We conclude that the order of September 11, 1984 was not a final order on the issue of deacceleration. A plan which proposed deacceleration of the mortgage debt had been filed, but consideration and approval remained for later action. What the Bankruptcy Judge wrote about deacceleration in the order of September 11 was a preliminary ruling on that feature of the plan. He evidently adhered to the ruling in his order of approval entered January 31, 1985, but there was no appeal taken from that order to the district court. As to this issue the order of September 11 could not be appealed to the district court as a matter of right under 28 U.S.C. Sec. 158(a). It could have been appealed only with leave of court. No leave was expressly given, and leave cannot be implied where the district court failed to discuss the issue even after the original failure was brought to the court's attention.
The parties have argued the matter as if the deacceleration issue were properly before us. We conclude, however, that it is not.
As heretofore stated, the judgment of the district court affirming the order of the Bankruptcy Judge as to the avoidance of the foreclosure sale is AFFIRMED.
There was no evidentiary hearing. The secretary of Allens' counsel made an affidavit that on December 14 she called the office of Mr. McClarey, Mattoon's counsel, and left a message that the petition "had been filed that morning." Mr. McClarey made an affidavit that between 9:00 and 9:30 on the morning of December 14, the secretary had called and informed him that a petition "would be filed ... sometime later that day." If each affiant referred to a different conversation, there was no conflict.
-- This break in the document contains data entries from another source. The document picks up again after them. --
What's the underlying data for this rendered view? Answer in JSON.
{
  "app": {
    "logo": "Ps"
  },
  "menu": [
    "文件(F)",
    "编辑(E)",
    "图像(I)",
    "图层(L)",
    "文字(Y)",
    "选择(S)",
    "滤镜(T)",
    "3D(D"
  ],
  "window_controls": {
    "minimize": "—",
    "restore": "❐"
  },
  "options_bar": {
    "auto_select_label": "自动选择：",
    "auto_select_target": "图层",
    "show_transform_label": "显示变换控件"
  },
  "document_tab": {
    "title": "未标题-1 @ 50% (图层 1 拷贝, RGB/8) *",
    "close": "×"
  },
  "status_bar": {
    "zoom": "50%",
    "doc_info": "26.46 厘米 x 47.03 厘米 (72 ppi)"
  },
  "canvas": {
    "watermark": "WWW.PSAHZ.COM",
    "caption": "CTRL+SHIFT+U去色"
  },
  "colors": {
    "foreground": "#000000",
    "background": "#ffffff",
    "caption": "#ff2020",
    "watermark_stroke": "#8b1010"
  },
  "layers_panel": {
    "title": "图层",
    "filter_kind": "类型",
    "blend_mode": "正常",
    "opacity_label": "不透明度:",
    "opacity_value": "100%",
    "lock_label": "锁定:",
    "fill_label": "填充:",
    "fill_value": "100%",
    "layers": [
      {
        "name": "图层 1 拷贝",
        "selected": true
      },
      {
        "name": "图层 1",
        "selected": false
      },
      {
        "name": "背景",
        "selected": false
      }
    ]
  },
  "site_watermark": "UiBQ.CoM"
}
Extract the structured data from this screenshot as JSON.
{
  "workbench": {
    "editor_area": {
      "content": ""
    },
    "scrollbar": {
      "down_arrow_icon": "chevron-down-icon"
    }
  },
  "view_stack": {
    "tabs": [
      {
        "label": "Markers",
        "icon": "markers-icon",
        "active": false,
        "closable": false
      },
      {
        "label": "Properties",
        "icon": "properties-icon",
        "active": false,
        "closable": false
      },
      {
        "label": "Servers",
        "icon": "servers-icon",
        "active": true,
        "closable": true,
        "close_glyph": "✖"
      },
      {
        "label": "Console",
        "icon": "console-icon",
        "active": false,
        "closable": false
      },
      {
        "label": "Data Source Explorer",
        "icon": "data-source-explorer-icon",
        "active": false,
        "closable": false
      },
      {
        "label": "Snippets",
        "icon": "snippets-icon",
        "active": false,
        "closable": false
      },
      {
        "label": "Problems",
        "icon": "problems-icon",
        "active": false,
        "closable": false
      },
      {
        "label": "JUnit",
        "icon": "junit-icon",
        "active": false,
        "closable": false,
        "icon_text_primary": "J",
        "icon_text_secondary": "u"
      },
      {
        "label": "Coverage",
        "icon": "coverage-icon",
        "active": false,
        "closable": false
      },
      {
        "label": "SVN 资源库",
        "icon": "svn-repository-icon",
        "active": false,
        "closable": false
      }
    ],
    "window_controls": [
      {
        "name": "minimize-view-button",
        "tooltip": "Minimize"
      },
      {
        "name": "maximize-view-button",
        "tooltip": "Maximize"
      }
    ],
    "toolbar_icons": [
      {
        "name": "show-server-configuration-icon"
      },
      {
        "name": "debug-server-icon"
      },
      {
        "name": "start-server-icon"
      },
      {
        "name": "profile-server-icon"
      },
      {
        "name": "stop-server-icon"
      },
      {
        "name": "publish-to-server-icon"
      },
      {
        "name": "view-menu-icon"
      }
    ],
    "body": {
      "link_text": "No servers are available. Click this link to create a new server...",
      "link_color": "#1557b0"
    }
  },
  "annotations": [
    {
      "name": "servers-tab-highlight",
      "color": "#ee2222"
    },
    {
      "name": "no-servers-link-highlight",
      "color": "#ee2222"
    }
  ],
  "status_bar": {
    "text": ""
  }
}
We think, however, that it makes no difference in these circumstances to assume that on December 14 Mattoon was informed only that a petition would be filed later that day
Ch. 110, Illinois Revised Statutes, p 12-128
Van Fleet v. Van Fleet, 126 Ill.App.3d 448, 81 Ill.Dec. 721, 467 N.E.2d 592, 595 (Ill.App. 3rd Dist.1984)